So basically as long as my body can hold up and I'm enjoying playing, I know that's a cliche, then I'll keep playing. I'll have a break now from Test cricket for few months, this is a good time for me to work really hard on the physical side of my game, to get really fit and strong so my body will hold up as long as possible.
You've taken quite a few blows to your head in your Test career. If you get another serious one would you consider retiring?
Hopefully not. I don't like to think about it. I've taken some precautions, I don't field at bat-pad any more for that reason. But I don't think so. Luckily these days you're well protected with the helmets, if nothing else it gives me an incentive to use my bat rather than my head!
There's the accusation Australia suffer a bit from "dead-rubber syndrome". Australia tend to win series very quickly but lose the last Test when it doesn't matter. Is that annoying or is it just great you won the series?
It's great to win Test series. I think we've done it three times in the last few series, against South Africa then against England and now West Indies. I think you have to put it in perspective and understand that those are three dead rubbers. The one against England, we made them follow-on and we'd fielded in the Test before for an extremely long time and bowled a lot of overs.
So when it came to the crunch and we needed that little bit extra in the last Test, with only two days in between, our bowlers were very fatigued. It was the same in the West Indies. In the third Test we bowled for 17 hours and 48 minutes and then two and a half days later we were playing a Test match again. We've got to keep it in perspective.
Obviously the West Indies had to create history to win in that last Test match, they scored 417 runs which is an awesome achievement for them. Keeping it in perspective, if we're winning every series three or four nil and then lose one dead rubber, obviously it's not ideal but if you look at the bigger picture it means we've played pretty good cricket for the other part of the series.
Steve Chalk, Nottingham
Would you like to become captain of Australia one day?

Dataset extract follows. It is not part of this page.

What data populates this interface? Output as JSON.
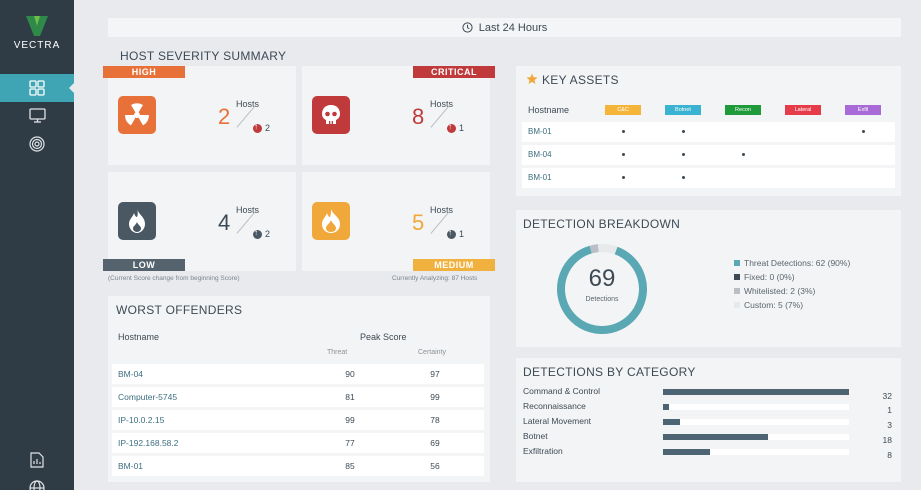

Obviously it'd be an awesome ambition and achievement and privilege and everything to captain Australia. It would be the ultimate ambition for any cricketer I think. You never know what could happen. I've had quite a bit of captaincy experience now, who knows what could happen? In a simple answer, yes, it would be a great honour.